Hamilton’s AP scores strong, participation high

Hamilton High School Advanced Placement (AP) results released in July show that Hamilton students performed well while dramatically increasing the number of students and exams taken.College-Board-AP-web

Some 83 percent of Hamilton students received a score of 3 or higher on AP exams, which earn them credits that are recognized by many colleges and universities. Hamilton students earned college credits in biology, calculus, chemistry, Chinese, English literature and language, environmental science, macroeconomics, physics, statistics, studio art 2-D and drawing, European history and U.S. government and politics. In contrast, only 69 percent of Wisconsin students and 61 percent of students globally had scores of 3 or higher.

Not only is the AP pass rate fifth highest in the school’s history, but the number of students and AP exams taken is at an all-time high. In 2018, 440 students took a combined 722 exams. This compares to 322 students who took 528 exams five years ago and 157 students took 225 exams in 2008.

Hamilton Principal Candis Mongan credited a long-range commitment to increasing rigor and expectations for the impressive accomplishment.

“While we celebrate our success, we understand the work that lies ahead of us,” Mongan said. “We will continue to develop initiatives that further support student achievement.”

Mongan pointed to the school’s site plan that focuses initiatives on literacy and assessment practices.
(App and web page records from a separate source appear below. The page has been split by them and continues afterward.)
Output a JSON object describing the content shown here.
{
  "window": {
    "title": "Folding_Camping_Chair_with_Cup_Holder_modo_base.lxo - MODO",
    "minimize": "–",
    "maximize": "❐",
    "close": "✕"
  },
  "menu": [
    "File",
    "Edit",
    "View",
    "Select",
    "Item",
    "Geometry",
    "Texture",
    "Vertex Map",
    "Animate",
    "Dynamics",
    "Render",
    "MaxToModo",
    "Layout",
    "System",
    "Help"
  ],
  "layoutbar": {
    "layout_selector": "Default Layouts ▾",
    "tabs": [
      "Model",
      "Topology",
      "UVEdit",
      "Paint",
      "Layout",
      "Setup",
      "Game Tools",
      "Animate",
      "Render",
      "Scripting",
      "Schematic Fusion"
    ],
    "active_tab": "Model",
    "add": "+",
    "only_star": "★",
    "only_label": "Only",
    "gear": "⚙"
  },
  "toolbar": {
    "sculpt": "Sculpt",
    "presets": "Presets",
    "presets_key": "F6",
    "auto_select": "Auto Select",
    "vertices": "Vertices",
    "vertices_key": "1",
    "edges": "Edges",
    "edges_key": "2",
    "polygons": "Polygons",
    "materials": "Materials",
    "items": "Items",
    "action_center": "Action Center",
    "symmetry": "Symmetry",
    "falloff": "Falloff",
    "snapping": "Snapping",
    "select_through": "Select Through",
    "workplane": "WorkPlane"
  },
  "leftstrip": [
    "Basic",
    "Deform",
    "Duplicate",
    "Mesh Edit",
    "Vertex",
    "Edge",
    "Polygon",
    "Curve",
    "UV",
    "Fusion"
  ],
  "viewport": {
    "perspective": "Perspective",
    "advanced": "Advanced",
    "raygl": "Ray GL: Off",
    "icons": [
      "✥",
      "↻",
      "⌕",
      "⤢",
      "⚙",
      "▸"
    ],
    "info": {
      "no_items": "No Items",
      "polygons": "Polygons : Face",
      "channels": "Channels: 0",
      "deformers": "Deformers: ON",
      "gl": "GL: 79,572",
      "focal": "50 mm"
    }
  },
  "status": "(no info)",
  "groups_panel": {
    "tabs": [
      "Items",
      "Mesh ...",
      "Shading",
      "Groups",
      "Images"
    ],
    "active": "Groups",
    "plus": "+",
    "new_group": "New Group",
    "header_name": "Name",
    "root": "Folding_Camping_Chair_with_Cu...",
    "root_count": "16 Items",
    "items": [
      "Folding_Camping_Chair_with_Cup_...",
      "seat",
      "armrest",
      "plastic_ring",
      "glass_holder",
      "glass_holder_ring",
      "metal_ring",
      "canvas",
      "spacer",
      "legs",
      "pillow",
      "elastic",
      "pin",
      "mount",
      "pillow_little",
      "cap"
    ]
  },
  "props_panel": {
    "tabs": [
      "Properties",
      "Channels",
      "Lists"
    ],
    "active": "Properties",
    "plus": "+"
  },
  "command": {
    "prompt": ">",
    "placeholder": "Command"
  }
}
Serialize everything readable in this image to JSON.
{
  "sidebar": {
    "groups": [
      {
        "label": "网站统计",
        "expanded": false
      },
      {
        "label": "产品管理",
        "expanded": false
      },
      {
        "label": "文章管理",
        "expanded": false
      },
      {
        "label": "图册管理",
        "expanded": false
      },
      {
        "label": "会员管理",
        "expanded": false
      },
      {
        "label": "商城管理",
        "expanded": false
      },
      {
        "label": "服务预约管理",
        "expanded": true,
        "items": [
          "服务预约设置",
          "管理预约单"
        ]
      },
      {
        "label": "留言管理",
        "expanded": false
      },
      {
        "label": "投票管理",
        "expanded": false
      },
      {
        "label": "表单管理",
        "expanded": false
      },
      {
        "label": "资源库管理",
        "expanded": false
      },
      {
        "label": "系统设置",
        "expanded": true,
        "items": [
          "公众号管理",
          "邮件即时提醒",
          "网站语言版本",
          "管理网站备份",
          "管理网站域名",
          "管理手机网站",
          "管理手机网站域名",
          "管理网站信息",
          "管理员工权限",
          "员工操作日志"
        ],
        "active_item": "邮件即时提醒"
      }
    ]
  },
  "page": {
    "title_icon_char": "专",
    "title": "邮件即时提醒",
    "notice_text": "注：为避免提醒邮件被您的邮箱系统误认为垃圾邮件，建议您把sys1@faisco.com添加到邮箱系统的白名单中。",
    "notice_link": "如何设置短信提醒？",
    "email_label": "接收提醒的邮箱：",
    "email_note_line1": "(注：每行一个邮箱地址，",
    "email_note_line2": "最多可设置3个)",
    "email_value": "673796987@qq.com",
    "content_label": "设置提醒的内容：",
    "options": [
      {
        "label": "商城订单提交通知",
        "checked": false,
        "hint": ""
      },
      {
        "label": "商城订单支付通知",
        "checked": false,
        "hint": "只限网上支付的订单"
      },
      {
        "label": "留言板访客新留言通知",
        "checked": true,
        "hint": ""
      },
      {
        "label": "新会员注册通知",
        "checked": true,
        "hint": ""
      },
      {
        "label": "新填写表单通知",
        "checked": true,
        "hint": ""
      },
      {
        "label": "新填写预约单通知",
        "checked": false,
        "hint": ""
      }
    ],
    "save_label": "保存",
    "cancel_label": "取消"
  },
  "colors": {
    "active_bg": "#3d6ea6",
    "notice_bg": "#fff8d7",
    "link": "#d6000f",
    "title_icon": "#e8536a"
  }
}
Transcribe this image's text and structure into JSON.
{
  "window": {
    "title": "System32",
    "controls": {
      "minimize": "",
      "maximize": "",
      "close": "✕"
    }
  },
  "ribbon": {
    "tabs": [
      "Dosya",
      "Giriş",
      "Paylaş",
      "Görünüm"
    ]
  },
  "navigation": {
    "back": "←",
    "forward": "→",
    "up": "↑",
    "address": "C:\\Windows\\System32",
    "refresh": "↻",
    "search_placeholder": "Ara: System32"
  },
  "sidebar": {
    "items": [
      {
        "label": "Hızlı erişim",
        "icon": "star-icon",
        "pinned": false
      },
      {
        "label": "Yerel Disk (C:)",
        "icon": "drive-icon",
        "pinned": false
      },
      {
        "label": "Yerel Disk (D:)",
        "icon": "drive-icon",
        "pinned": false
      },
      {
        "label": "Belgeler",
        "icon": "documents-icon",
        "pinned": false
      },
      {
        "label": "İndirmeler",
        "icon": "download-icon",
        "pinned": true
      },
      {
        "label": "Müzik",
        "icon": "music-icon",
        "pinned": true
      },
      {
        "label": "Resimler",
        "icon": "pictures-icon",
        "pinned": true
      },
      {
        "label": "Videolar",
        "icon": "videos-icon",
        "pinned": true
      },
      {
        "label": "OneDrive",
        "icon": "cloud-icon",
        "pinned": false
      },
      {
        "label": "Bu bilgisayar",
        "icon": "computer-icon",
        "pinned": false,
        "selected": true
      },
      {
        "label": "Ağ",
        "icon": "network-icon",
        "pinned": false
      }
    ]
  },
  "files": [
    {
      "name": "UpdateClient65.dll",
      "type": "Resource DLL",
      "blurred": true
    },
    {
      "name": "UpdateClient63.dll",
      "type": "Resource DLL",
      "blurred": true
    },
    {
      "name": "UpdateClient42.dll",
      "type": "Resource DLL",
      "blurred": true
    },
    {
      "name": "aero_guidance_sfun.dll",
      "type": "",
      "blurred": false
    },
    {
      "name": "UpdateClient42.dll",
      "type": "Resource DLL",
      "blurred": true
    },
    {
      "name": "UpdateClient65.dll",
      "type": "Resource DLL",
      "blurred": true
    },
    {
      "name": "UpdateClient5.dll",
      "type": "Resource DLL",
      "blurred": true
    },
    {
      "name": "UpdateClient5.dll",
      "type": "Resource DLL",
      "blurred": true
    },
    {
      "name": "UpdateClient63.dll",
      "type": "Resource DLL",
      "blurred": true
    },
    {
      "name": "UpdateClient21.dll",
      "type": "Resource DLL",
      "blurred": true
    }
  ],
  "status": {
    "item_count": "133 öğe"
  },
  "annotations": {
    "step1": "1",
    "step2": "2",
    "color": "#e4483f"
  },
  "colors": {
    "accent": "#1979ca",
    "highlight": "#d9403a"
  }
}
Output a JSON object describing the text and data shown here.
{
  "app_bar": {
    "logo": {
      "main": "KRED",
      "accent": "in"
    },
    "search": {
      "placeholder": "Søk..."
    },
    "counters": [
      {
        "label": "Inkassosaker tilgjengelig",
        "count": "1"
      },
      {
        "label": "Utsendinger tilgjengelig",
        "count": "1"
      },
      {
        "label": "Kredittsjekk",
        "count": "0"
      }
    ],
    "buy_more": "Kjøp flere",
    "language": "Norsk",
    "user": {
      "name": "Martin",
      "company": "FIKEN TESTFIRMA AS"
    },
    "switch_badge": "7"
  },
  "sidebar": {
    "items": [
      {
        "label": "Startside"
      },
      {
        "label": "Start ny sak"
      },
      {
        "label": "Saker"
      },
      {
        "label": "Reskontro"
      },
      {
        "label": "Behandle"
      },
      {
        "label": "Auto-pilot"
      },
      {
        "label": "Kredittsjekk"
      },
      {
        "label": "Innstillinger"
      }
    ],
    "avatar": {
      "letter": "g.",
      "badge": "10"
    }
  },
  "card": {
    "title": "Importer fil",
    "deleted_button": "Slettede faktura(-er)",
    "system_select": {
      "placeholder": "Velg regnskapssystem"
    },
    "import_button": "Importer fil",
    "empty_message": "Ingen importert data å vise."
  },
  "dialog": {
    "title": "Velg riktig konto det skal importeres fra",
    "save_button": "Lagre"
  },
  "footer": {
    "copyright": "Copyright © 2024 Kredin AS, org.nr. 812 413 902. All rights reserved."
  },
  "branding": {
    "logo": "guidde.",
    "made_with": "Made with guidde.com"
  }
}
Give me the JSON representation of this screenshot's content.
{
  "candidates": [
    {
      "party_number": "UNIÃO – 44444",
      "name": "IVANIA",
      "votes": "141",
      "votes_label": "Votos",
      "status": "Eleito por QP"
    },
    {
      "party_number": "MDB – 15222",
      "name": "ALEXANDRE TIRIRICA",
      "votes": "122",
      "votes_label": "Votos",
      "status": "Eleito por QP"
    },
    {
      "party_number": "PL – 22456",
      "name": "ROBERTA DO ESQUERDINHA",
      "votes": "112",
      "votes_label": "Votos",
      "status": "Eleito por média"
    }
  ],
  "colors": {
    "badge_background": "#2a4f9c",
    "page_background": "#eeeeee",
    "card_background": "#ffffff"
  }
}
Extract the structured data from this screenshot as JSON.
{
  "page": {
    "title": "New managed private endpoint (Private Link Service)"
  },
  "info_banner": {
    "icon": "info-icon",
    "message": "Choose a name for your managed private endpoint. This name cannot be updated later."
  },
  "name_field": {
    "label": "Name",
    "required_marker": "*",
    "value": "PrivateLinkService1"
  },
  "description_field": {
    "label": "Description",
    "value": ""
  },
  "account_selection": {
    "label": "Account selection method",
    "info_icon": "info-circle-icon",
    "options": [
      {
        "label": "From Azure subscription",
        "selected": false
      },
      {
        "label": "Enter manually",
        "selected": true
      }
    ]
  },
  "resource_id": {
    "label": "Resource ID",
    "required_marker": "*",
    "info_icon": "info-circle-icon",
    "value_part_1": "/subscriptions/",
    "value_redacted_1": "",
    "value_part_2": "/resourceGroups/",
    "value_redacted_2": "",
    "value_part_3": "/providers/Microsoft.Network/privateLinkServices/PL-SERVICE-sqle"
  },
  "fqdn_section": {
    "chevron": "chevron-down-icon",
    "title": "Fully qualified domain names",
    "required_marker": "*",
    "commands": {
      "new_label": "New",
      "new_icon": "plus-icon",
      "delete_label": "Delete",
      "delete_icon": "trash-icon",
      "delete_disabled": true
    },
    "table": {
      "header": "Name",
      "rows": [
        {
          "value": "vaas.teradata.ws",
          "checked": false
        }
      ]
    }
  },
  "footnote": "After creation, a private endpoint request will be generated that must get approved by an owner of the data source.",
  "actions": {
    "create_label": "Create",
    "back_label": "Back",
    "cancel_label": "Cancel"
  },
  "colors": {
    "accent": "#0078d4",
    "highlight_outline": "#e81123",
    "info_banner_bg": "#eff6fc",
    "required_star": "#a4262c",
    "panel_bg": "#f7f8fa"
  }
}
“Hamilton High School has seen incremental improvement in learning and achievement over the past decade,” Mongan said “We will continue to seek ways to better serve students and remain focused on initiatives that prepare students to be college and career ready.”